• _Data to use_
= Beginning of Section =
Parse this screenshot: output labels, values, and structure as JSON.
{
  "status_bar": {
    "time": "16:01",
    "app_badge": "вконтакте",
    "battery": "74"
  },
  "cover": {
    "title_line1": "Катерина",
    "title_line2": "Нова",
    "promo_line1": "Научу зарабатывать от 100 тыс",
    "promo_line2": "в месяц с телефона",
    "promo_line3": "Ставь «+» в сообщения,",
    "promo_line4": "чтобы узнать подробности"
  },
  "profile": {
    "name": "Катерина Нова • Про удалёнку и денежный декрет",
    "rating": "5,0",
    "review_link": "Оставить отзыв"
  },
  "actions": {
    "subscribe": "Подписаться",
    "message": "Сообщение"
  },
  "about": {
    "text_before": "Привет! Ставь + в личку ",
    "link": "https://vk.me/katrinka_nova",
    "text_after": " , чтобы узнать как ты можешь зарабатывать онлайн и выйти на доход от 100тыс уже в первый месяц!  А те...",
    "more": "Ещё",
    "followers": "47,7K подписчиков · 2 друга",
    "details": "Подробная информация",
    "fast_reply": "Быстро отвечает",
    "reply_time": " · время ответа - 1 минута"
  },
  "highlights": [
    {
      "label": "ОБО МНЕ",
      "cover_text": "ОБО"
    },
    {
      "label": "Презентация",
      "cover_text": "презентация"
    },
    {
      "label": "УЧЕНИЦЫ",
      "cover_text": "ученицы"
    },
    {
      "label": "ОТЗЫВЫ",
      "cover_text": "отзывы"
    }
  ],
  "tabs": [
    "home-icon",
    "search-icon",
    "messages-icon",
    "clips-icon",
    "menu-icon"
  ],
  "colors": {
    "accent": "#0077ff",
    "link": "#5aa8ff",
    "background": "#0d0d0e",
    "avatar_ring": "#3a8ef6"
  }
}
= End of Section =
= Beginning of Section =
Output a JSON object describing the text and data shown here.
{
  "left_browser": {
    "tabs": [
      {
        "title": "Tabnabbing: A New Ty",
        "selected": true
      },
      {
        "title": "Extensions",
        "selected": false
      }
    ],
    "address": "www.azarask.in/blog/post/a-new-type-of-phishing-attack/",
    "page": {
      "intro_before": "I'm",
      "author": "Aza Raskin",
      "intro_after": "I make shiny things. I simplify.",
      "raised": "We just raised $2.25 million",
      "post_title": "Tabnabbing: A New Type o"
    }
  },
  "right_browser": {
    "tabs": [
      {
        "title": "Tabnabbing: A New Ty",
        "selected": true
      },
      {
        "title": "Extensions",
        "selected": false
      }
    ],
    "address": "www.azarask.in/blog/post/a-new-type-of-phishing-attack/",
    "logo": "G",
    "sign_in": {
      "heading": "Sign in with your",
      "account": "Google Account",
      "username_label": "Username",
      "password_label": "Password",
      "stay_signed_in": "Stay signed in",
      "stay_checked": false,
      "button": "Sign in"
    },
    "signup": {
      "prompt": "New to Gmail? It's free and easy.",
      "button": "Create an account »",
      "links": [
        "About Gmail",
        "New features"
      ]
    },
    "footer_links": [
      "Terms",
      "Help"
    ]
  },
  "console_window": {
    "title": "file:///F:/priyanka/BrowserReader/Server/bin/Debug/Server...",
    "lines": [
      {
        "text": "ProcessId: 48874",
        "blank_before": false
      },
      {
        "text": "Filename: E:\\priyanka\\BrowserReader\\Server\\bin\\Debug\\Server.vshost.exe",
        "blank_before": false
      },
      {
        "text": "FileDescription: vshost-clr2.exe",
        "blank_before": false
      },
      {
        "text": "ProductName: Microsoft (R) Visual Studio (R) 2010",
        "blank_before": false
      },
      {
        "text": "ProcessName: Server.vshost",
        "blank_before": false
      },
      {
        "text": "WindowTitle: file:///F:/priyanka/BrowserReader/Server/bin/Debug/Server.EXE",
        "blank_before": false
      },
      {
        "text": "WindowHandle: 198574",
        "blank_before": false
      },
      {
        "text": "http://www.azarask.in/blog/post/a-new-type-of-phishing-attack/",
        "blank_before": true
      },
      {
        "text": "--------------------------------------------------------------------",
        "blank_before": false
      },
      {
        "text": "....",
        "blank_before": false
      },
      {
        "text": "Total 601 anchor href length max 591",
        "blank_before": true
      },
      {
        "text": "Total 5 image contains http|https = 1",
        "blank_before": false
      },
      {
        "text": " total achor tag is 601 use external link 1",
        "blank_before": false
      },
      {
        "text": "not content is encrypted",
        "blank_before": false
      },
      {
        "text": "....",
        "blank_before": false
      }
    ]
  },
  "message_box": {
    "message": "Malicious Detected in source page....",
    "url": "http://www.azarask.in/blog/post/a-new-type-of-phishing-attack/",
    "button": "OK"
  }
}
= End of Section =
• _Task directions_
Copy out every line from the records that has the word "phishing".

• _Task output_
    "address": "www.azarask.in/blog/post/a-new-type-of-phishing-attack/",
    "address": "www.azarask.in/blog/post/a-new-type-of-phishing-attack/",
        "text": "http://www.azarask.in/blog/post/a-new-type-of-phishing-attack/",
    "url": "http://www.azarask.in/blog/post/a-new-type-of-phishing-attack/",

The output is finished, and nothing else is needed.